The Welsh Triads lists the Three Fortunate Concealments and the Three Unfortunate Disclosures (see also Bendigeidfran's head was one of the Three Fortunate concealments; what are the other two?):

Three Fortunate Concealments of the Island of Britain;
The Head of Bran the Blessed, son of Llyr, which was conceiled in the White Hill in London, with its face towards France. And as long as it was in the position in which it was put there, no Saxon Oppression would ever come to this Island;
The second Fortunate Concealment: the Dragons in Dinas Emrys, which llud son of Beli concealed;
And the third: the Bones of Gwerthefyr the Blessed, in the Chief Ports of this Island.

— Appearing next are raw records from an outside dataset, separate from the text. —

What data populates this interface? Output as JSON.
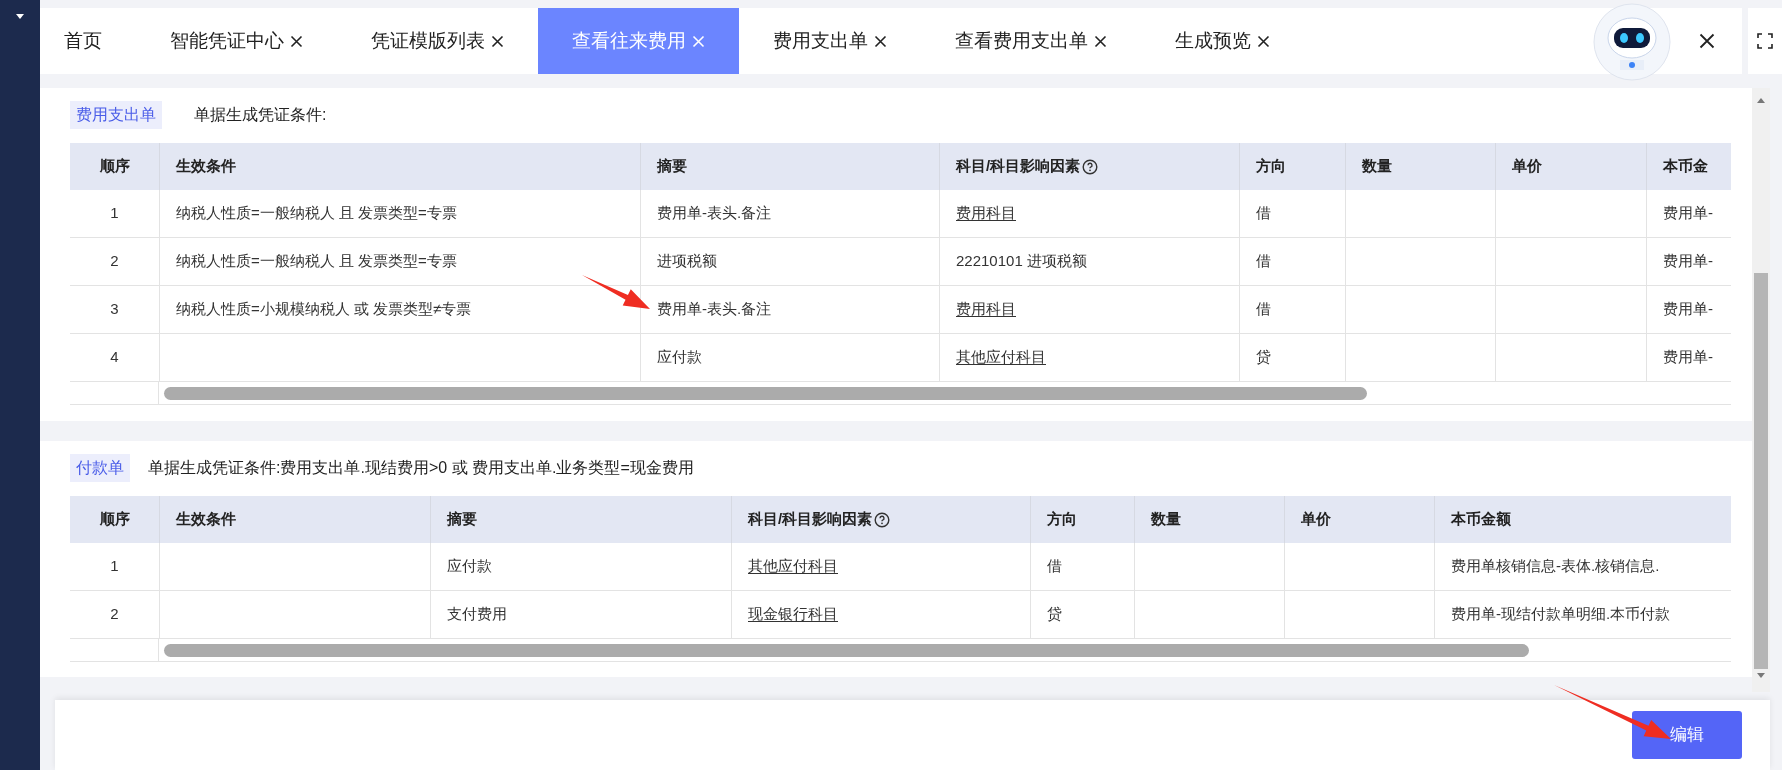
{
  "tabs": [
    {
      "label": "首页",
      "closable": false,
      "selected": false
    },
    {
      "label": "智能凭证中心",
      "closable": true,
      "selected": false
    },
    {
      "label": "凭证模版列表",
      "closable": true,
      "selected": false
    },
    {
      "label": "查看往来费用",
      "closable": true,
      "selected": true
    },
    {
      "label": "费用支出单",
      "closable": true,
      "selected": false
    },
    {
      "label": "查看费用支出单",
      "closable": true,
      "selected": false
    },
    {
      "label": "生成预览",
      "closable": true,
      "selected": false
    }
  ],
  "sections": [
    {
      "badge": "费用支出单",
      "condition": "单据生成凭证条件:",
      "columns": [
        {
          "label": "顺序",
          "help": false
        },
        {
          "label": "生效条件",
          "help": false
        },
        {
          "label": "摘要",
          "help": false
        },
        {
          "label": "科目/科目影响因素",
          "help": true
        },
        {
          "label": "方向",
          "help": false
        },
        {
          "label": "数量",
          "help": false
        },
        {
          "label": "单价",
          "help": false
        },
        {
          "label": "本币金",
          "help": false
        }
      ],
      "rows": [
        {
          "order": "1",
          "condition": "纳税人性质=一般纳税人 且 发票类型=专票",
          "summary": "费用单-表头.备注",
          "account": "费用科目",
          "account_link": true,
          "direction": "借",
          "amount": "费用单-"
        },
        {
          "order": "2",
          "condition": "纳税人性质=一般纳税人 且 发票类型=专票",
          "summary": "进项税额",
          "account": "22210101 进项税额",
          "account_link": false,
          "direction": "借",
          "amount": "费用单-"
        },
        {
          "order": "3",
          "condition": "纳税人性质=小规模纳税人 或 发票类型≠专票",
          "summary": "费用单-表头.备注",
          "account": "费用科目",
          "account_link": true,
          "direction": "借",
          "amount": "费用单-"
        },
        {
          "order": "4",
          "summary": "应付款",
          "account": "其他应付科目",
          "account_link": true,
          "direction": "贷",
          "amount": "费用单-"
        }
      ]
    },
    {
      "badge": "付款单",
      "condition": "单据生成凭证条件:费用支出单.现结费用>0 或 费用支出单.业务类型=现金费用",
      "columns": [
        {
          "label": "顺序",
          "help": false
        },
        {
          "label": "生效条件",
          "help": false
        },
        {
          "label": "摘要",
          "help": false
        },
        {
          "label": "科目/科目影响因素",
          "help": true
        },
        {
          "label": "方向",
          "help": false
        },
        {
          "label": "数量",
          "help": false
        },
        {
          "label": "单价",
          "help": false
        },
        {
          "label": "本币金额",
          "help": false
        }
      ],
      "rows": [
        {
          "order": "1",
          "summary": "应付款",
          "account": "其他应付科目",
          "account_link": true,
          "direction": "借",
          "amount": "费用单核销信息-表体.核销信息."
        },
        {
          "order": "2",
          "summary": "支付费用",
          "account": "现金银行科目",
          "account_link": true,
          "direction": "贷",
          "amount": "费用单-现结付款单明细.本币付款"
        }
      ]
    }
  ],
  "footer": {
    "edit_button": "编辑"
  }
}
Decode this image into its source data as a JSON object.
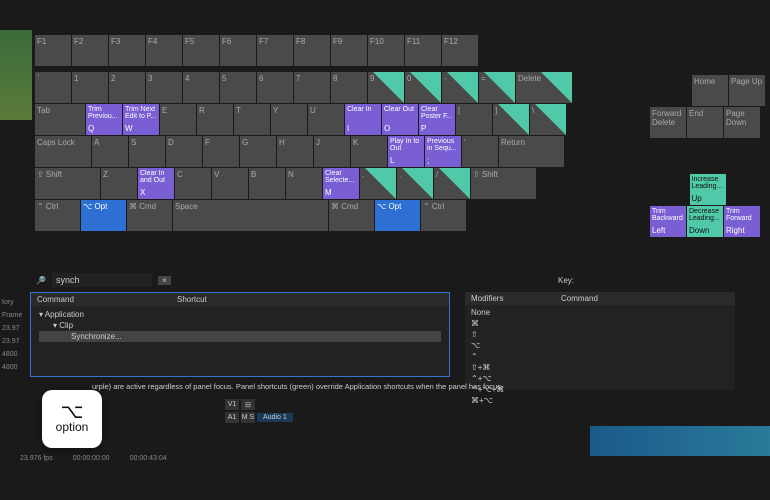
{
  "keyboard": {
    "row_fn": [
      {
        "l": "F1"
      },
      {
        "l": "F2"
      },
      {
        "l": "F3"
      },
      {
        "l": "F4"
      },
      {
        "l": "F5"
      },
      {
        "l": "F6"
      },
      {
        "l": "F7"
      },
      {
        "l": "F8"
      },
      {
        "l": "F9"
      },
      {
        "l": "F10"
      },
      {
        "l": "F11"
      },
      {
        "l": "F12"
      }
    ],
    "row_num": [
      {
        "l": "`"
      },
      {
        "l": "1"
      },
      {
        "l": "2"
      },
      {
        "l": "3"
      },
      {
        "l": "4"
      },
      {
        "l": "5"
      },
      {
        "l": "6"
      },
      {
        "l": "7"
      },
      {
        "l": "8"
      },
      {
        "l": "9",
        "g": true
      },
      {
        "l": "0",
        "g": true
      },
      {
        "l": "-",
        "g": true
      },
      {
        "l": "=",
        "g": true
      },
      {
        "l": "Delete",
        "g": true,
        "w": "w56"
      }
    ],
    "row_q": [
      {
        "l": "Tab",
        "w": "w50"
      },
      {
        "l": "Q",
        "t": "Trim Previou...",
        "p": true
      },
      {
        "l": "W",
        "t": "Trim Next Edit to P...",
        "p": true
      },
      {
        "l": "E"
      },
      {
        "l": "R"
      },
      {
        "l": "T"
      },
      {
        "l": "Y"
      },
      {
        "l": "U"
      },
      {
        "l": "I",
        "t": "Clear In",
        "p": true
      },
      {
        "l": "O",
        "t": "Clear Out",
        "p": true
      },
      {
        "l": "P",
        "t": "Clear Poster F...",
        "p": true
      },
      {
        "l": "["
      },
      {
        "l": "]",
        "g": true
      },
      {
        "l": "\\",
        "g": true
      }
    ],
    "row_a": [
      {
        "l": "Caps Lock",
        "w": "w56"
      },
      {
        "l": "A"
      },
      {
        "l": "S"
      },
      {
        "l": "D"
      },
      {
        "l": "F"
      },
      {
        "l": "G"
      },
      {
        "l": "H"
      },
      {
        "l": "J"
      },
      {
        "l": "K"
      },
      {
        "l": "L",
        "t": "Play In to Out",
        "p": true
      },
      {
        "l": ";",
        "t": "Previous in Sequ...",
        "p": true
      },
      {
        "l": "'"
      },
      {
        "l": "Return",
        "w": "w65"
      }
    ],
    "row_z": [
      {
        "l": "⇧ Shift",
        "w": "w65"
      },
      {
        "l": "Z"
      },
      {
        "l": "X",
        "t": "Clear In and Out",
        "p": true
      },
      {
        "l": "C"
      },
      {
        "l": "V"
      },
      {
        "l": "B"
      },
      {
        "l": "N"
      },
      {
        "l": "M",
        "t": "Clear Selecte...",
        "p": true
      },
      {
        "l": ",",
        "g": true
      },
      {
        "l": ".",
        "g": true
      },
      {
        "l": "/",
        "g": true
      },
      {
        "l": "⇧ Shift",
        "w": "w65"
      }
    ],
    "row_mod": [
      {
        "l": "⌃ Ctrl",
        "w": "w45"
      },
      {
        "l": "⌥ Opt",
        "w": "w45",
        "b": true
      },
      {
        "l": "⌘ Cmd",
        "w": "w45"
      },
      {
        "l": "Space",
        "w": "w110"
      },
      {
        "l": "⌘ Cmd",
        "w": "w45"
      },
      {
        "l": "⌥ Opt",
        "w": "w45",
        "b": true
      },
      {
        "l": "⌃ Ctrl",
        "w": "w45"
      }
    ],
    "nav1": [
      {
        "l": "Home"
      },
      {
        "l": "Page Up"
      }
    ],
    "nav2": [
      {
        "l": "Forward Delete"
      },
      {
        "l": "End"
      },
      {
        "l": "Page Down"
      }
    ],
    "arrows_top": [
      {
        "l": "Up",
        "t": "Increase Leading...",
        "gn": true
      }
    ],
    "arrows_bot": [
      {
        "l": "Left",
        "t": "Trim Backward",
        "p": true
      },
      {
        "l": "Down",
        "t": "Decrease Leading...",
        "gn": true
      },
      {
        "l": "Right",
        "t": "Trim Forward",
        "p": true
      }
    ]
  },
  "search": {
    "placeholder": "synch",
    "value": "synch",
    "key_label": "Key:"
  },
  "columns": {
    "cmd": "Command",
    "shortcut": "Shortcut",
    "mods": "Modifiers",
    "cmd2": "Command"
  },
  "tree": {
    "app": "Application",
    "clip": "Clip",
    "sync": "Synchronize..."
  },
  "mods": [
    "None",
    "⌘",
    "⇧",
    "⌥",
    "⌃",
    "⇧+⌘",
    "⌃+⌥",
    "⌃+⌥+⌘",
    "⌘+⌥"
  ],
  "hint": "urple) are active regardless of panel focus. Panel shortcuts (green) override Application shortcuts when the panel has focus.",
  "float": {
    "symbol": "⌥",
    "label": "option"
  },
  "sidebar_labels": [
    "tory",
    "Frame",
    "23.97",
    "23.97",
    "4800",
    "4800"
  ],
  "timeline": {
    "v1": "V1",
    "a1": "A1",
    "ms": "M S",
    "audio": "Audio 1"
  },
  "stats": {
    "fps": "23.976 fps",
    "tc": "00:00:00:00",
    "tc2": "00:00:43:04"
  }
}
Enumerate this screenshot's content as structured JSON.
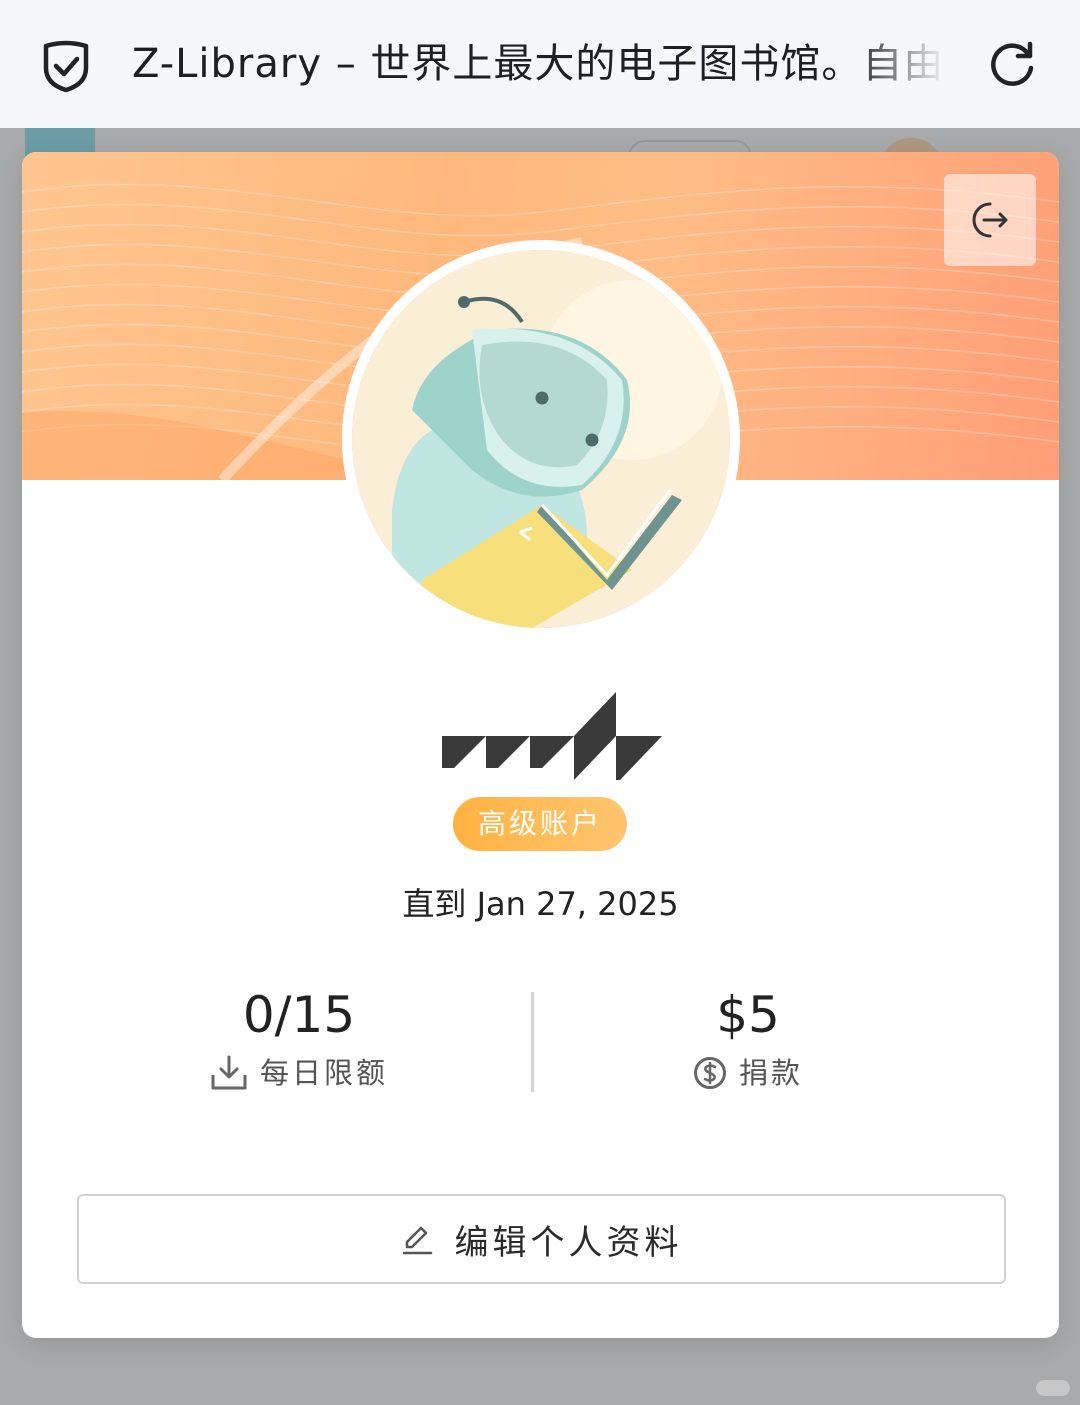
{
  "browser": {
    "title": "Z-Library – 世界上最大的电子图书馆。自由",
    "shield_icon": "shield-check-icon",
    "reload_icon": "reload-icon"
  },
  "profile": {
    "logout_icon": "logout-icon",
    "avatar_icon": "robot-reading-book-avatar",
    "account_badge": "高级账户",
    "valid_until": "直到 Jan 27, 2025",
    "daily_limit": {
      "value": "0/15",
      "label": "每日限额",
      "icon": "download-icon"
    },
    "donation": {
      "value": "$5",
      "label": "捐款",
      "icon": "dollar-circle-icon"
    },
    "edit_button": {
      "label": "编辑个人资料",
      "icon": "pencil-icon"
    }
  },
  "colors": {
    "banner_start": "#ffc590",
    "banner_end": "#ff9d77",
    "badge": "#ffb13f",
    "avatar_ring": "#f7b98f"
  }
}
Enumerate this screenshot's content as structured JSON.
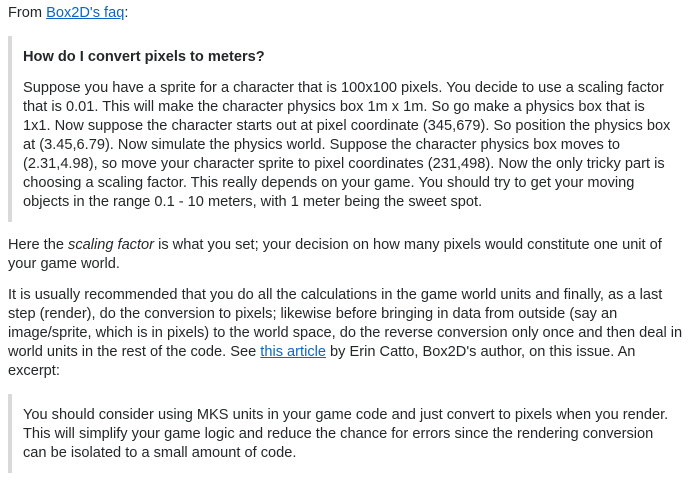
{
  "intro": {
    "prefix": "From ",
    "link_text": "Box2D's faq",
    "suffix": ":"
  },
  "quote1": {
    "heading": "How do I convert pixels to meters?",
    "body": "Suppose you have a sprite for a character that is 100x100 pixels. You decide to use a scaling factor that is 0.01. This will make the character physics box 1m x 1m. So go make a physics box that is 1x1. Now suppose the character starts out at pixel coordinate (345,679). So position the physics box at (3.45,6.79). Now simulate the physics world. Suppose the character physics box moves to (2.31,4.98), so move your character sprite to pixel coordinates (231,498). Now the only tricky part is choosing a scaling factor. This really depends on your game. You should try to get your moving objects in the range 0.1 - 10 meters, with 1 meter being the sweet spot."
  },
  "para1": {
    "prefix": "Here the ",
    "emphasis": "scaling factor",
    "suffix": " is what you set; your decision on how many pixels would constitute one unit of your game world."
  },
  "para2": {
    "prefix": "It is usually recommended that you do all the calculations in the game world units and finally, as a last step (render), do the conversion to pixels; likewise before bringing in data from outside (say an image/sprite, which is in pixels) to the world space, do the reverse conversion only once and then deal in world units in the rest of the code. See ",
    "link_text": "this article",
    "suffix": " by Erin Catto, Box2D's author, on this issue. An excerpt:"
  },
  "quote2": {
    "body": "You should consider using MKS units in your game code and just convert to pixels when you render. This will simplify your game logic and reduce the chance for errors since the rendering conversion can be isolated to a small amount of code."
  }
}
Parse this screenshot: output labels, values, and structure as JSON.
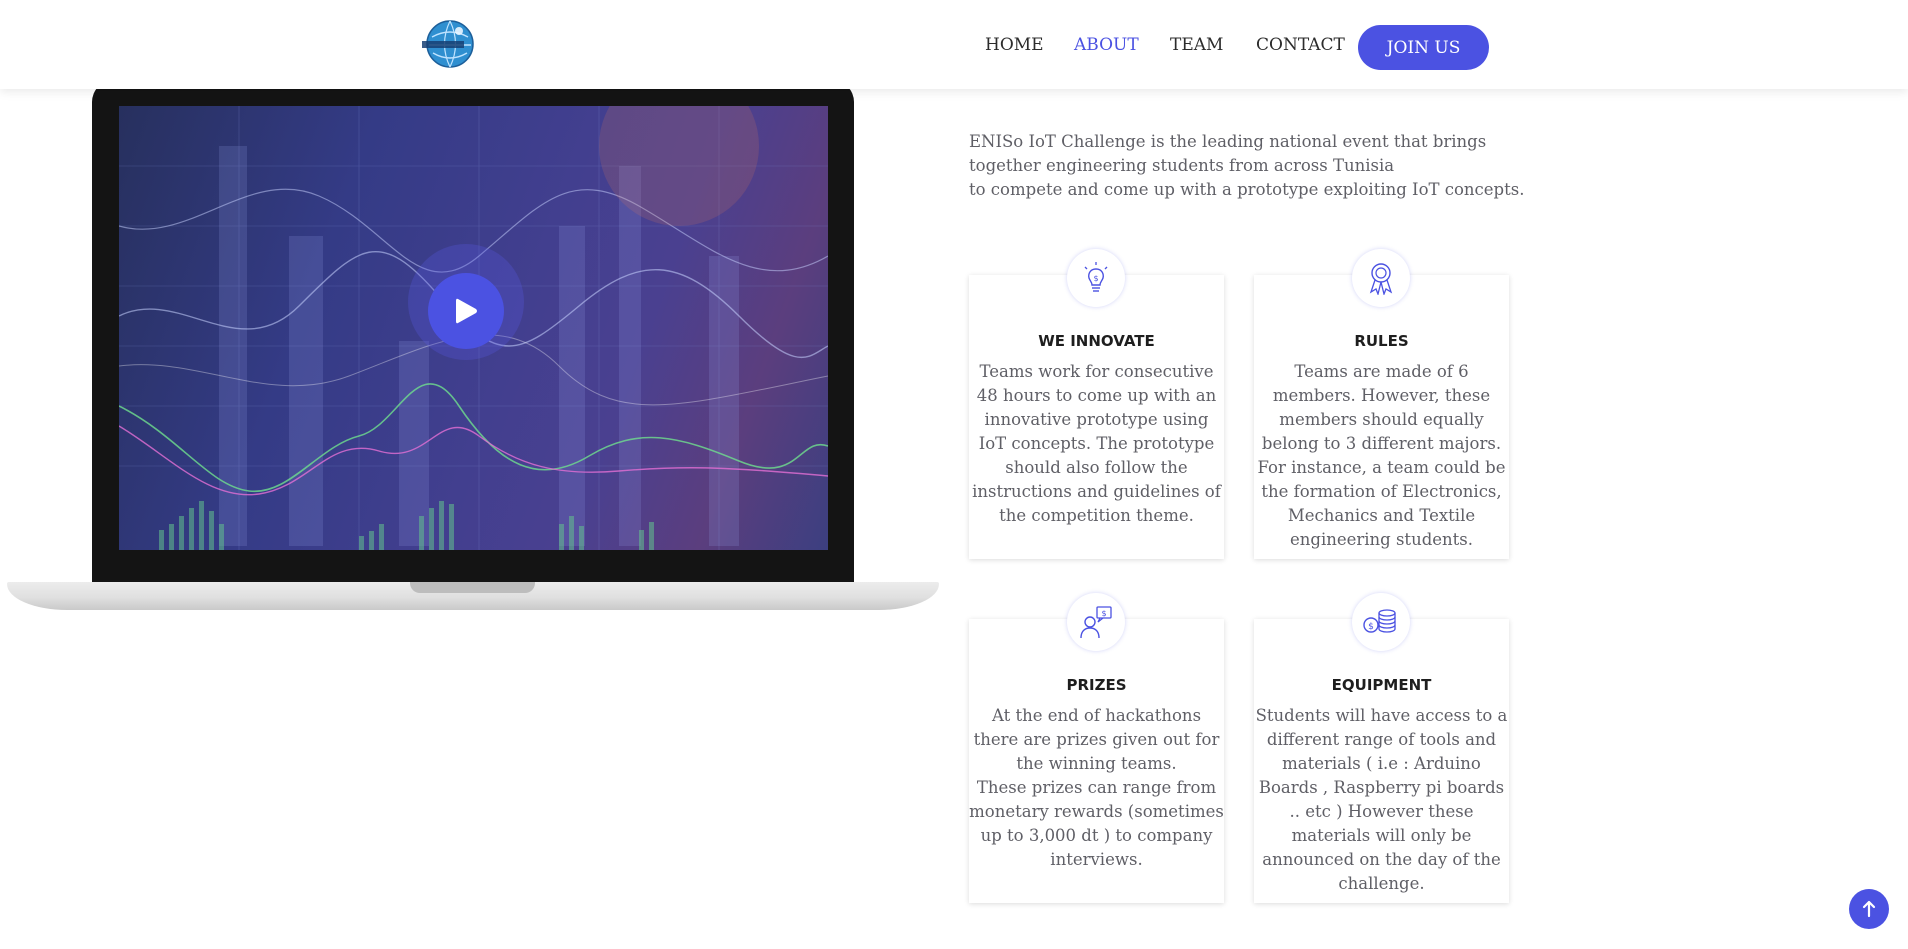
{
  "header": {
    "logo_icon": "globe-logo-icon",
    "nav": [
      "HOME",
      "ABOUT",
      "TEAM",
      "CONTACT"
    ],
    "active": "ABOUT",
    "cta": "JOIN US"
  },
  "video": {
    "play_icon": "play-icon"
  },
  "intro": "ENISo IoT Challenge is the leading national event that brings together engineering students from across Tunisia\nto compete and come up with a prototype exploiting IoT concepts.",
  "features": [
    {
      "icon": "lightbulb-dollar-icon",
      "title": "WE INNOVATE",
      "text": "Teams work for consecutive 48 hours to come up with an innovative prototype using IoT concepts. The prototype should also follow the instructions and guidelines of the competition theme."
    },
    {
      "icon": "award-ribbon-icon",
      "title": "RULES",
      "text": "Teams are made of 6 members. However, these members should equally belong to 3 different majors. For instance, a team could be the formation of Electronics, Mechanics and Textile engineering students."
    },
    {
      "icon": "person-money-icon",
      "title": "PRIZES",
      "text": "At the end of hackathons there are prizes given out for the winning teams.\nThese prizes can range from monetary rewards (sometimes up to 3,000 dt ) to company interviews."
    },
    {
      "icon": "coins-icon",
      "title": "EQUIPMENT",
      "text": "Students will have access to a different range of tools and materials ( i.e : Arduino Boards , Raspberry pi boards .. etc ) However these materials will only be announced on the day of the challenge."
    }
  ],
  "scroll_top_icon": "arrow-up-icon",
  "accent_color": "#4b52e2"
}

And as long as they remained in that concealment, no Saxon Oppression would ever come to this Island.

And there were the Three Unfortunate Disclosures when these were disclosed.
And Gwrtheyrn the Thin disclosed the bones of Gwerthefyr the Blessed form the love of a woman: that was Ronnwen the pagan woman;
And it was he who disclosed the Dragons;
And Arthur disclosed the head of Bran the Blessed from the White Hill, because it did not seem right to him that this Island should be defended by the strenght of anyone, but by his own.

It is possible to give approximate dates for some of these figures (for example, Gwrtheyrn the Thin is believed to be Vortigern, and we can thus figure out roughly when he lived), but I can find no information about when specifically the Concealments and Disclosures were made.

Does any text describe when each is thought to have happened? Alternatively, I'd love to find out when each Disclosure happened relative to its respective Concealments.

2
  • Somehow, I'm going to guess that we won't be able to get an exact date for the concealment of "the Dragons in Dinas Emrys".
    – user62
    Dec 28 '15 at 18:00
  • Anyway, I'm not sure if the creators of the triads thought it was relevant to record the exact dates of these mostly fictional events.
    – user62
    Dec 28 '15 at 18:21

Your Answer

By clicking “Post Your Answer”, you agree to our terms of service, privacy policy and cookie policy

Browse other questions tagged or ask your own question.